By Tom Brueggemann | Thompson on Hollywood May 18, 2014 at 5:13PM
As Cannes is well under way, The Weinstein Co. finally opened a movie that debuted during the festival a year ago, James Gray's "The Immigrant," which came to the festival freighted with big expectations. In the interim its status as one of their prime films faded, and it only now is seeing the light of day stateside (it has already played many countries internationally). It was joined by "Chinese Puzzle" (Cohen Media) from veteran French director Cedric Klapisch. Both opened to mid-level results in limited runs this weekend, but actually above average for similar Cannes-parallel releases in recent years, with both likely to benefit from their initial showings.
Meantime last weekend's strong opener "Chef" (Open Road) expanded with a healthy take as it broadens out slowly to what is likely to be a much wider than usual break in the weeks ahead. Fox Searchlight's "Belle" and Music Box' "Ida" -- two films with very different expectations -- both continue to show strength in their respective third weeks, leading a stronger than usual group of mid-spring specialized releases. The overall strength might encourage some distributors looking to acquire films at Cannes to be somewhat more aggressive in their bids and take some chances that otherwise might seem riskier.
"The Immigrant" (Weinstein) - Criticwire: B+, Metacritic: 73; Festivals include: Cannes 2013, New York 2013, Chicago 2013, Newport Beach 2014
$45,400 in 3 theaters; PSA (per screen average): $15,133
The torturous journey of director James Gray's ("Two Lovers," "We Own the Night," "The Yards") film to U.S. theaters might rival the tale of a Polish emigre's travails after making it through Ellis Island. Apart from Gray, it initially seemed like one of last year's top potential awards contenders because of its cast including Marion Cotillard (in a rare lead English-language performance), Joaquin Phoenix and Jeremy Renner. But for whatever reason, its release was put off until now, missing any shot in Weinstein's busy (but ultimately underperforming) Oscar slate for 2013. At one point, it was suggested as a Radius release (the TWC arm that usually has a Video on Demand element). The end result was a more typical New York/Los Angeles specialized release, at three respectable theaters and a gross that in context actually is more decent than the numbers might indicate.

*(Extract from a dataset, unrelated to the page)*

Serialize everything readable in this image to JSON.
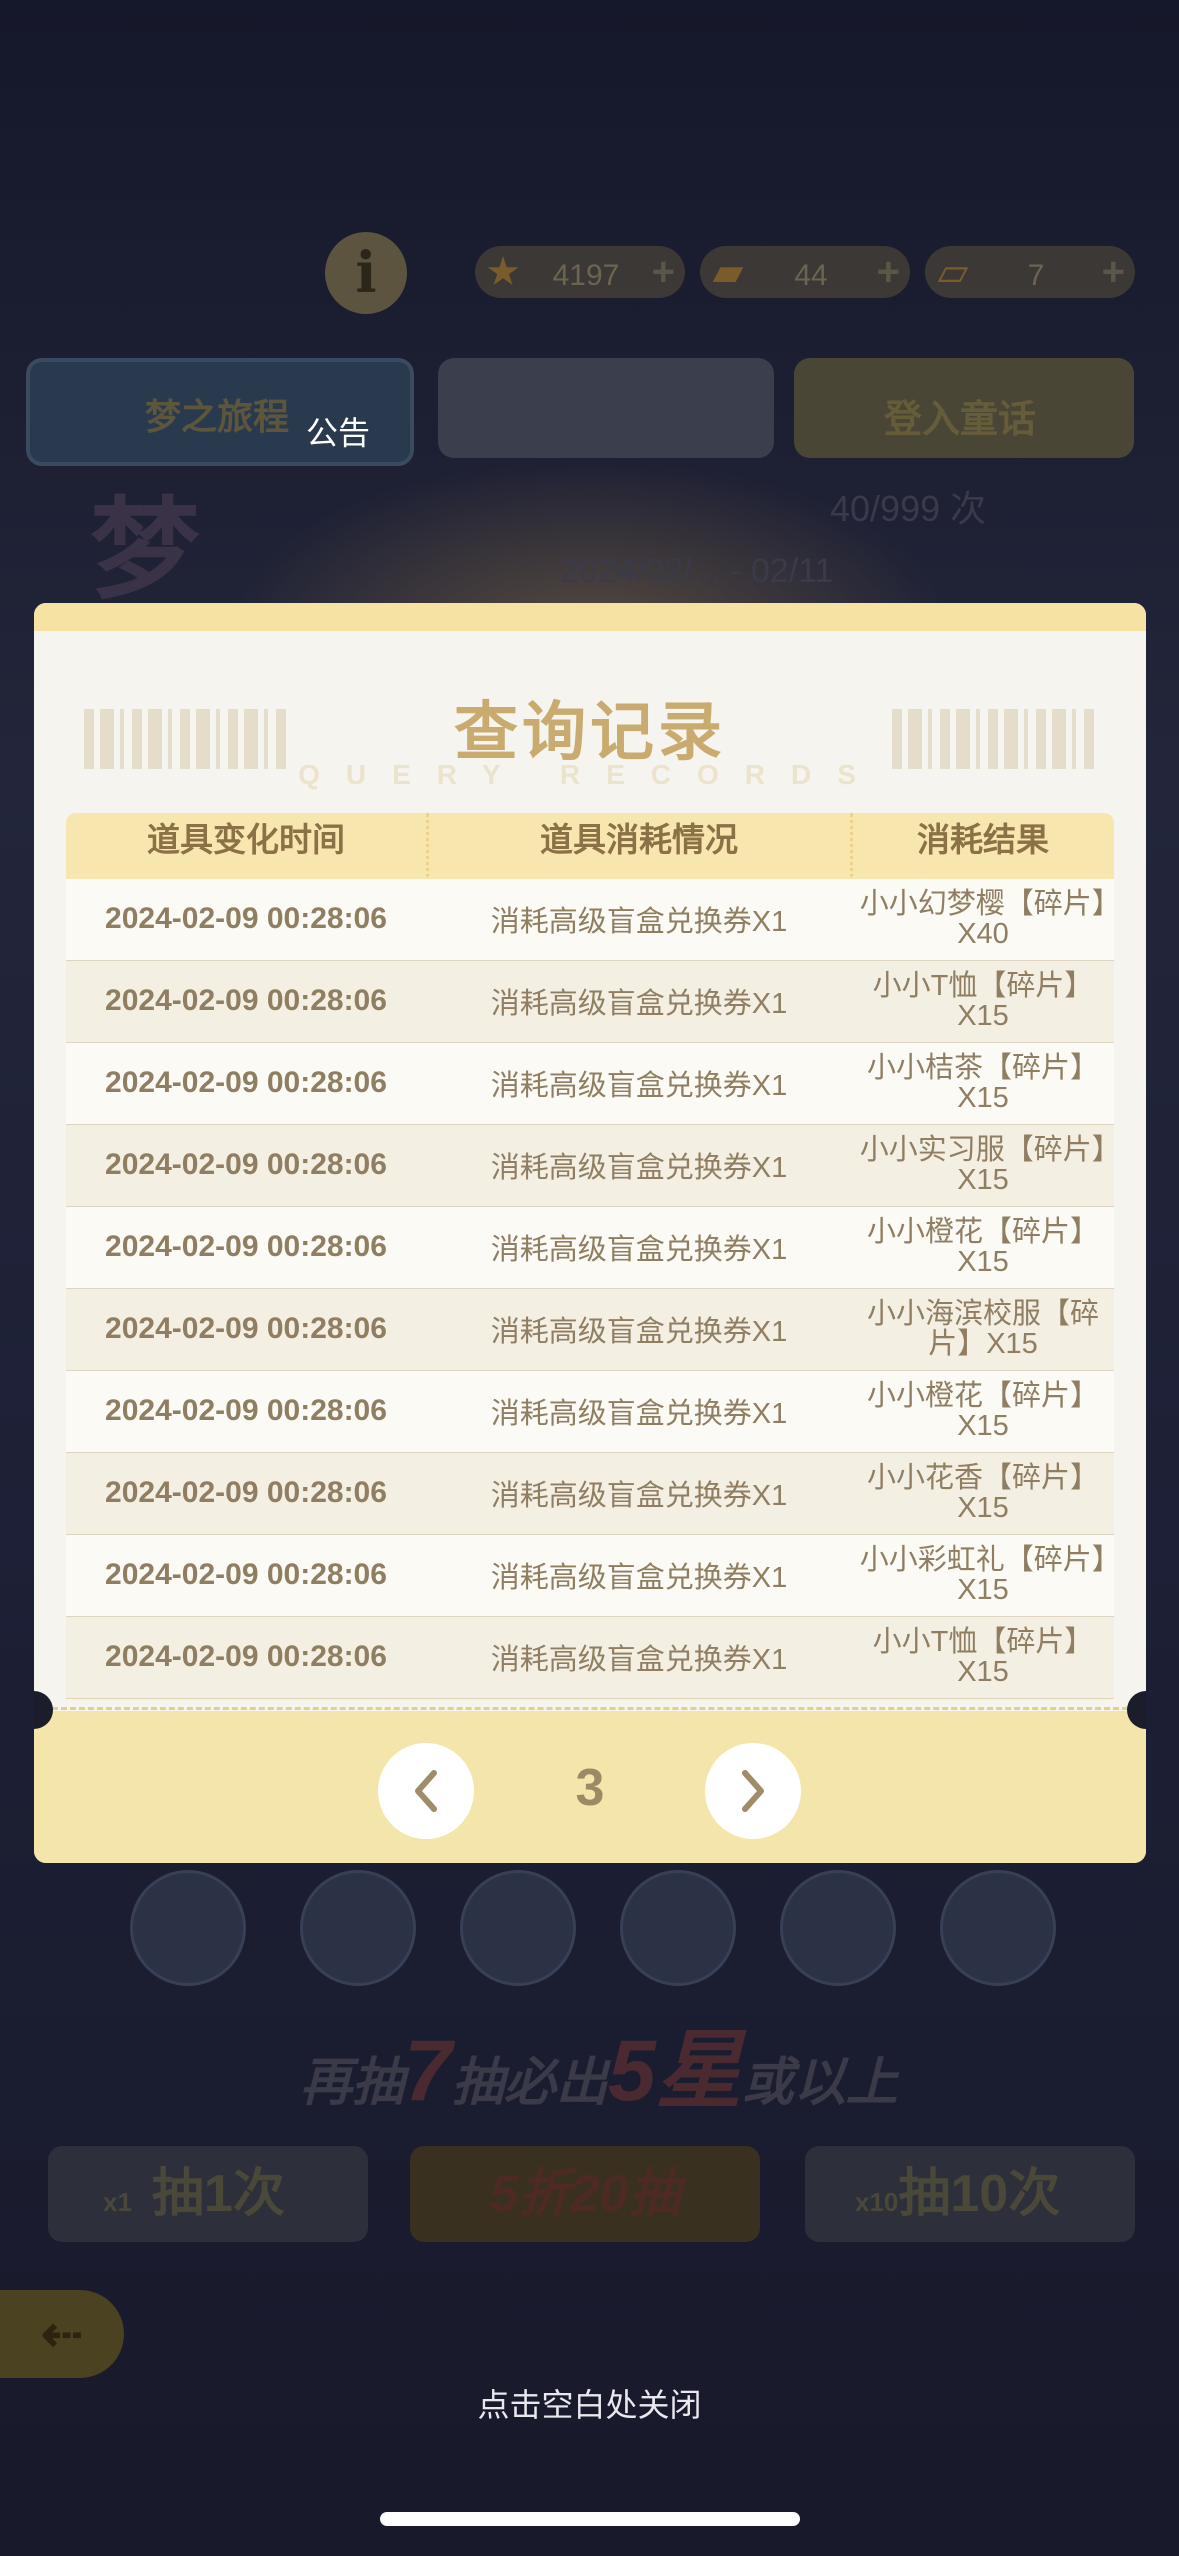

Weinstein for its top films usually gets the four top crossover theaters, often with double screens and maximum seating, backed by high-end limited run advertising and high profile media appearances by top talent. Over the last two years, this has yielded PSAs ranging from under $10,000 to the mid-$30s for their best recent films ("August: Osage County" and "Philomena" recently at the higher end.) A few weeks ago, "The Railway Man" opened to the same PSA at four theaters with better chances overall of higher grosses, and expanded fairly quickly (although slower than some TWC films) to 183 theaters at this point. So based on the standards by which the company operates (with more intensity than other companies), and particularly considering the lower profile this film had on its opening (despite well-placed pre-opening key newspaper interviews and positive reviews in the NY and LA TImes -- both much more prominent than for "The Railway Man") -- this would seem to be promising enough, despite the relatively low PSA, to justify the much wider exposure recently anticipated for the film. Its increase yesterday from Friday's initial figures -- ahead of what "The Railway Man" did its second day by comparison -- also seems to indicate a positive response so far despite the concerns over the film's appeal.
What comes next: This is scheduled to expand to more top cities and 50 theaters next Friday, with future widening possible based on these initially positive results.